What makes a Regency novel? Is it the year in which it is set, or is it the style of the book? I've never really thought about this, but a few days ago I read an absolutely fabulous book, which for some reason I'd never come across before, Miss Pettigrew Lives For A Day.
It's brilliant - funny, endearing, exactly the sort of book I adore. It isn't a Regency in terms of its setting, the book is set in the 1930s, but in every other way it's like a Regency novel. In fact, it reminds me of Georgette Heyer and Jane Austen.

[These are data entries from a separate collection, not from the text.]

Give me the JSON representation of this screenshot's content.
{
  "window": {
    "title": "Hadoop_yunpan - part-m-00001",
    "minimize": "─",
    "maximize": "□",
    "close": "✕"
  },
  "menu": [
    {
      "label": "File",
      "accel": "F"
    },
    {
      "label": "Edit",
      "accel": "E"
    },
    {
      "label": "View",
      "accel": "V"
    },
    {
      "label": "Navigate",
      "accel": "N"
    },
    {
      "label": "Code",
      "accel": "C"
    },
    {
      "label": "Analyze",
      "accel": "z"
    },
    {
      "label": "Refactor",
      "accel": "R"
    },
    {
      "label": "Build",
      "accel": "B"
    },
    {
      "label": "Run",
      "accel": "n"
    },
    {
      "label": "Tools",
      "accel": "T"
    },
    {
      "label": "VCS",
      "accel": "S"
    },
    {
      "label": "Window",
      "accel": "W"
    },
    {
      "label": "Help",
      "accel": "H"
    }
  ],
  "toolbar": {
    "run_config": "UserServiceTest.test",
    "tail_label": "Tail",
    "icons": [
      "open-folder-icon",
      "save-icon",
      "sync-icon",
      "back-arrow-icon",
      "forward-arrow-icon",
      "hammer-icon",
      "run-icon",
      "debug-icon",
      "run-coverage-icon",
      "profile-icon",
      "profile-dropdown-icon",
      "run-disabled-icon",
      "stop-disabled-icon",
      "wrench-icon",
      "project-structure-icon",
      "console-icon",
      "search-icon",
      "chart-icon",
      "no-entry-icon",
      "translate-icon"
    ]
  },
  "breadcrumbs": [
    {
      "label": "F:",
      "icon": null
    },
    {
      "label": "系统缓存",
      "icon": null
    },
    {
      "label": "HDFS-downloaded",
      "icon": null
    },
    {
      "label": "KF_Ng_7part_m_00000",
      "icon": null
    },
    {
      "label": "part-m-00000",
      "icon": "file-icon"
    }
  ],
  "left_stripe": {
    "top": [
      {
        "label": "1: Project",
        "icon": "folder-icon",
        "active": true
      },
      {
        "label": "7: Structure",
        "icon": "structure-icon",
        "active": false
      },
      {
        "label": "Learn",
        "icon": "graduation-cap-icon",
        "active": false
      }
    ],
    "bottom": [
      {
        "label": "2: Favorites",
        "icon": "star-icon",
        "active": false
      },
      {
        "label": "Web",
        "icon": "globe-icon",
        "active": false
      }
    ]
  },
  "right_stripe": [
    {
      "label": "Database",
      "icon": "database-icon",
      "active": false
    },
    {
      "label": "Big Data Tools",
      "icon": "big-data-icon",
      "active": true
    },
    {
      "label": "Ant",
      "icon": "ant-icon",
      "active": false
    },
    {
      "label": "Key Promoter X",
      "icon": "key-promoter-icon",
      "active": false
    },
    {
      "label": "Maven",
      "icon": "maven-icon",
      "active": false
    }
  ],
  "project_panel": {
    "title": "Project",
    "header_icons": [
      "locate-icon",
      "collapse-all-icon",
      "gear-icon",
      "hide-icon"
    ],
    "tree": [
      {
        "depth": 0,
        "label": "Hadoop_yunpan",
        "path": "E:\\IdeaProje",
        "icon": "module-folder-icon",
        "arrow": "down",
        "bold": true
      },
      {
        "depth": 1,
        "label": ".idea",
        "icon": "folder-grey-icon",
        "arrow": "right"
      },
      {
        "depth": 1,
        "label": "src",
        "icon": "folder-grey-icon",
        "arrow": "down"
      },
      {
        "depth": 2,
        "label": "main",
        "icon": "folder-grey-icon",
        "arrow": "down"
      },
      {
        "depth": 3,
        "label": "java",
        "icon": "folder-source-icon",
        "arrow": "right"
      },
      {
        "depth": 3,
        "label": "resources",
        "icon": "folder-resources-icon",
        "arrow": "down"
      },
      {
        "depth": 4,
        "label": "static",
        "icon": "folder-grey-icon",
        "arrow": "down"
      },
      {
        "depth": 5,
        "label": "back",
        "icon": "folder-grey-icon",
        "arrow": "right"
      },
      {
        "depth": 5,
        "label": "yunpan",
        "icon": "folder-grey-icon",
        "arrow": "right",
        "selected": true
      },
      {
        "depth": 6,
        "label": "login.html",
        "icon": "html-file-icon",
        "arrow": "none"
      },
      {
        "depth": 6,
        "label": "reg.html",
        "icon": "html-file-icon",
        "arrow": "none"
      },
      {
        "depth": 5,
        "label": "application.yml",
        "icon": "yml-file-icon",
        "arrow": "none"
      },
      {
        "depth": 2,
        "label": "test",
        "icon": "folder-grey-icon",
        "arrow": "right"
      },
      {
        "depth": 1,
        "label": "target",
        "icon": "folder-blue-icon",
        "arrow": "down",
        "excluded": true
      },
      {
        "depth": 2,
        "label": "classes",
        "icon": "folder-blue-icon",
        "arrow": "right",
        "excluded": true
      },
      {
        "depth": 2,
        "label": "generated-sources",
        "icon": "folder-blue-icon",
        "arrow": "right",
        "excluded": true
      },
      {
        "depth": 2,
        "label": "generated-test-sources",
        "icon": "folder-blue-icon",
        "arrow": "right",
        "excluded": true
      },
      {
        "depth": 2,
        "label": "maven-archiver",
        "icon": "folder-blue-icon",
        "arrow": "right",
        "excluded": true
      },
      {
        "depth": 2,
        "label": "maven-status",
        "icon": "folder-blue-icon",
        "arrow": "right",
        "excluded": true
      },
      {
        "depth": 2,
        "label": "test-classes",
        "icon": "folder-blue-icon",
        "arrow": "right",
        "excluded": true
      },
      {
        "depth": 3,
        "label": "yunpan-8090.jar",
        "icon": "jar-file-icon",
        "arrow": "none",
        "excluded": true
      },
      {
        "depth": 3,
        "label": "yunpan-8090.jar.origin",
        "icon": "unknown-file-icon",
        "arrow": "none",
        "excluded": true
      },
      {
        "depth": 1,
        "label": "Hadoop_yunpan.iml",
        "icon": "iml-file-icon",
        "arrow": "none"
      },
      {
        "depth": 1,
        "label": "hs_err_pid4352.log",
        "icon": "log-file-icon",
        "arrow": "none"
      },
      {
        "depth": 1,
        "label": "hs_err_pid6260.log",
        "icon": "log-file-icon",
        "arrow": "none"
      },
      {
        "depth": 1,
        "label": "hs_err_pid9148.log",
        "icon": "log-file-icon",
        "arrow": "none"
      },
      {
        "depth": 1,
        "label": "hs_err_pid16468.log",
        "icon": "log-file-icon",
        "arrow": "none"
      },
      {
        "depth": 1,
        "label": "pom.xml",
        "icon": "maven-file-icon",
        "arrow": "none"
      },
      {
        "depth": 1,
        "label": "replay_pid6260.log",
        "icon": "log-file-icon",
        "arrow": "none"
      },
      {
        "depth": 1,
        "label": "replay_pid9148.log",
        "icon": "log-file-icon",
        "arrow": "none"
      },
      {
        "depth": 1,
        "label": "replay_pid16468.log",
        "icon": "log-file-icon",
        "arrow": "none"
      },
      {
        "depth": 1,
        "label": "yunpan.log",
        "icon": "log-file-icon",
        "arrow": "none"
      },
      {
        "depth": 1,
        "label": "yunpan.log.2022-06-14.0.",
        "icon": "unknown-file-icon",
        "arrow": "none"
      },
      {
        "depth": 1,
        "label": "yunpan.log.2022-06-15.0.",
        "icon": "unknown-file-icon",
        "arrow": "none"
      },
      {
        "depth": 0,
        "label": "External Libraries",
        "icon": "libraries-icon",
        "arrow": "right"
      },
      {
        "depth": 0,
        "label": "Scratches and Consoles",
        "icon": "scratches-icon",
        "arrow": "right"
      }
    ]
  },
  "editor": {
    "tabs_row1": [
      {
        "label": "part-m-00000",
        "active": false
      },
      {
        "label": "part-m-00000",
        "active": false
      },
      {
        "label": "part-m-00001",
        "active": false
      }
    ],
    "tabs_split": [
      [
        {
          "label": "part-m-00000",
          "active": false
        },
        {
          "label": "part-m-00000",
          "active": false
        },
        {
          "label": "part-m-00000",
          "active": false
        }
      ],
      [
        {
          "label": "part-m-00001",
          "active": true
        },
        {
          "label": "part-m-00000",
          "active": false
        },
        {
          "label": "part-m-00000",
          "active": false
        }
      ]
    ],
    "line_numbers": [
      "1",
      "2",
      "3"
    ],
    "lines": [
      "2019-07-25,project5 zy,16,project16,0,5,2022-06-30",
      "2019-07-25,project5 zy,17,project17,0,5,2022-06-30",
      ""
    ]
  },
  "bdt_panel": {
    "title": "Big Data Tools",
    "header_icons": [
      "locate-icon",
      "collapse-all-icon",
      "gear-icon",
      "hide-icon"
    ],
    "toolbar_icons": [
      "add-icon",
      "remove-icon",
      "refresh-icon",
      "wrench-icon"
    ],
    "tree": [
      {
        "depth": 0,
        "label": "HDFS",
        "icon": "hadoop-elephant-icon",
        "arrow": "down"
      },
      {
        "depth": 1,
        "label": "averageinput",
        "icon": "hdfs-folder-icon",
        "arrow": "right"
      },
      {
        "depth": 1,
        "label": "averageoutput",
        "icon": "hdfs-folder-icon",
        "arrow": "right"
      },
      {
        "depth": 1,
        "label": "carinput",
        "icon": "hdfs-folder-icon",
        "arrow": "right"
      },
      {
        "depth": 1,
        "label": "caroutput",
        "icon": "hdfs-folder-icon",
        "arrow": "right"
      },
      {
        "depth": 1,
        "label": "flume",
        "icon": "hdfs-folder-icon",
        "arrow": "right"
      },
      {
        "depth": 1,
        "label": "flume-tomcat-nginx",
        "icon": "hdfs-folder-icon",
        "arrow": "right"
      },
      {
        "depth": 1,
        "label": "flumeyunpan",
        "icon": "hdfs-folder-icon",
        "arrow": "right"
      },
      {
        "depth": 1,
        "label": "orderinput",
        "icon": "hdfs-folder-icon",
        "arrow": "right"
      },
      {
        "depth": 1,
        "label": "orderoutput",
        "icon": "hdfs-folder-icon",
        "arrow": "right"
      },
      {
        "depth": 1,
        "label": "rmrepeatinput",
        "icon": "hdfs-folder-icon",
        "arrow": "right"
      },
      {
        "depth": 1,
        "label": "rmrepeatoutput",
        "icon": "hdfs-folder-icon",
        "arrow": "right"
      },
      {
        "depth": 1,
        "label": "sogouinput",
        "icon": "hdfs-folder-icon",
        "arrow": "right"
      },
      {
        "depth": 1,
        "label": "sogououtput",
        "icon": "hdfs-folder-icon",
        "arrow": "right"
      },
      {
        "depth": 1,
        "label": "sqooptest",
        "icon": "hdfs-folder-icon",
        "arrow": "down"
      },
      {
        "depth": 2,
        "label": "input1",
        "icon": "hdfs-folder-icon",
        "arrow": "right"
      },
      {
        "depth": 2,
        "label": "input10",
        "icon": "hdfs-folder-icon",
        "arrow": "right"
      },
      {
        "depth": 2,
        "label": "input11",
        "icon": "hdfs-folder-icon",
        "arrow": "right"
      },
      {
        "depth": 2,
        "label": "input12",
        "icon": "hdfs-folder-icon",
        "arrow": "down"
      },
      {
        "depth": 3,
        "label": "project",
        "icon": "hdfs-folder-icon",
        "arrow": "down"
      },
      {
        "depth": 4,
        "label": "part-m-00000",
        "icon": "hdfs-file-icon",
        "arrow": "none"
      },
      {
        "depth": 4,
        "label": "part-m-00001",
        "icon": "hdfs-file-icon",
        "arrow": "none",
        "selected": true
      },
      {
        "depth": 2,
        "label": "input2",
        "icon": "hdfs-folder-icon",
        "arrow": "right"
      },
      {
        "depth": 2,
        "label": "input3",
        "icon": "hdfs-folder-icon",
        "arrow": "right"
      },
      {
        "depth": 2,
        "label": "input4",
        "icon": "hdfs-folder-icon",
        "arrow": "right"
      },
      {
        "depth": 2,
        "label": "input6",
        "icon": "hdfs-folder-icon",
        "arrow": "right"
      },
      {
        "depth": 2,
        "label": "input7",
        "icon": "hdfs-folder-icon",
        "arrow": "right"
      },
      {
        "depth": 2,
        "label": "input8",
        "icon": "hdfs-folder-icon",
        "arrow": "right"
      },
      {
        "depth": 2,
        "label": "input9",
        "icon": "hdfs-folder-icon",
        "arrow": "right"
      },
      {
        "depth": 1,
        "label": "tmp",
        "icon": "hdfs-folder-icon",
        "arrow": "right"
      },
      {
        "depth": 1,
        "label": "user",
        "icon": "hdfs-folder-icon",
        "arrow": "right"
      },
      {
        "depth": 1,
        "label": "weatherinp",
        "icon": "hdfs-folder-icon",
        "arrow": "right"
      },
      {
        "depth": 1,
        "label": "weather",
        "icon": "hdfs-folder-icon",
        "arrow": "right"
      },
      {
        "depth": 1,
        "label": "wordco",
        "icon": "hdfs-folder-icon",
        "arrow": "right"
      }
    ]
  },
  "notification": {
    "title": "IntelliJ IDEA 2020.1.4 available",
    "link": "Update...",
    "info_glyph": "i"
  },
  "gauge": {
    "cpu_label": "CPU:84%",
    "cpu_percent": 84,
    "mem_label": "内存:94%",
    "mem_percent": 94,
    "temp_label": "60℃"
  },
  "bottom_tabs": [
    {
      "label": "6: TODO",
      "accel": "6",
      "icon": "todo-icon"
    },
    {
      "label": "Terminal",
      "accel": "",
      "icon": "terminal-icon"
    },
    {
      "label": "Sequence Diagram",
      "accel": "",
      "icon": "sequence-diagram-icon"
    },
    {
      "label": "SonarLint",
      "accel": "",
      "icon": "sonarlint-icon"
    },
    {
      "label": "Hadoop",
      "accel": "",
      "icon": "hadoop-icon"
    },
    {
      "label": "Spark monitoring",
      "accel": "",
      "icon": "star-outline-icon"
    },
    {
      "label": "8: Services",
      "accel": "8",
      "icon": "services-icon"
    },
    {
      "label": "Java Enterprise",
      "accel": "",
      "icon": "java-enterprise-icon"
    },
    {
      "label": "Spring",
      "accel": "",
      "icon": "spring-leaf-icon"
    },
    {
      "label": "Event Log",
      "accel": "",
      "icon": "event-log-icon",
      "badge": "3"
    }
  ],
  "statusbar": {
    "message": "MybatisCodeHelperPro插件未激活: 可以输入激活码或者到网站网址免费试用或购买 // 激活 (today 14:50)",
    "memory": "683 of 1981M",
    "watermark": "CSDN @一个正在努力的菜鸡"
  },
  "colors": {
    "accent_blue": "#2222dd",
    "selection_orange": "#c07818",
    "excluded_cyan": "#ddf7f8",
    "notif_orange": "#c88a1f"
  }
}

Here is the plot: Miss Pettigrew, a poverty stricken spinster, is forced to seek employment as a governess. She turns up unknowingly at the wrong address, and is confronted with Miss Delysia LaFosse, an alluring nightclub singer.
Miss Pettigrew has been warned all her life against everything Miss LaFosse represents: glamour, allure, lipstick, lovers, romantic entanglements. But Miss Pettigrew can't afford to be fussy and so she stays.
What happens next is a glorious comedy in which Miss Pettigrew finds friendship and fun. She also finds hidden depths. Like a female Jeeves - though her triumphs are usually the result of happy accidents rather than great brain - she manages to untangle the life of her new employer.
She is a kind of Miss Bates turns Grand Sophy and the results are heartwarming and hilarious. So although it's set in the 1930s, to me, in a funny kind of way, it's a Regency.
I never thought, when I picked it up in a bookshop last week, that I was holding in my hands one of my yet-to-be-discovered favourite novels. What a treat!